◆ **WORK ORDER**:
The entries shown here must be retyped in full, with no pictures included.

== MATERIAL FOR THIS TASK ==

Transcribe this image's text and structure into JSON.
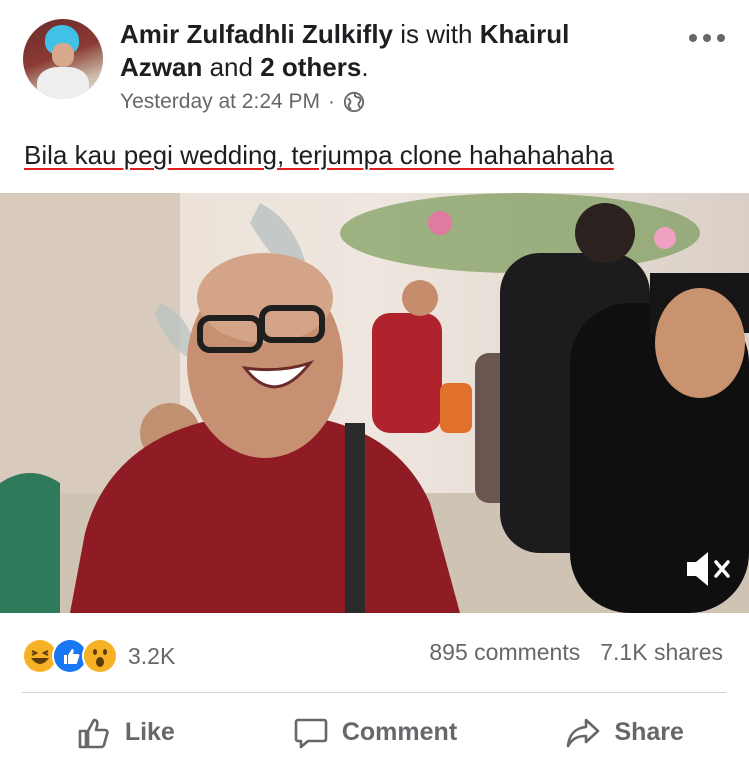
{
  "post": {
    "author": "Amir Zulfadhli Zulkifly",
    "with_text": "is with",
    "tagged_first": "Khairul Azwan",
    "and_text": "and",
    "others": "2 others",
    "period": ".",
    "timestamp": "Yesterday at 2:24 PM",
    "separator": "·",
    "privacy_icon": "globe-icon",
    "caption": "Bila kau pegi wedding, terjumpa clone hahahahaha"
  },
  "stats": {
    "reaction_icons": [
      "haha-icon",
      "like-icon",
      "wow-icon"
    ],
    "reaction_count": "3.2K",
    "comments": "895 comments",
    "shares": "7.1K shares"
  },
  "actions": {
    "like": "Like",
    "comment": "Comment",
    "share": "Share"
  },
  "colors": {
    "like_blue": "#1877f2",
    "haha_yellow": "#f7b125",
    "caption_underline": "#e02020",
    "muted_text": "#65676b"
  }
}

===

◆ **ANSWER BELOW**:
Transcribe this image's text and structure into JSON.
{
  "post": {
    "author": "Amir Zulfadhli Zulkifly",
    "with_text": "is with",
    "tagged_first": "Khairul Azwan",
    "and_text": "and",
    "others": "2 others",
    "period": ".",
    "timestamp": "Yesterday at 2:24 PM",
    "separator": "·",
    "privacy_icon": "globe-icon",
    "caption": "Bila kau pegi wedding, terjumpa clone hahahahaha"
  },
  "stats": {
    "reaction_icons": [
      "haha-icon",
      "like-icon",
      "wow-icon"
    ],
    "reaction_count": "3.2K",
    "comments": "895 comments",
    "shares": "7.1K shares"
  },
  "actions": {
    "like": "Like",
    "comment": "Comment",
    "share": "Share"
  },
  "colors": {
    "like_blue": "#1877f2",
    "haha_yellow": "#f7b125",
    "caption_underline": "#e02020",
    "muted_text": "#65676b"
  }
}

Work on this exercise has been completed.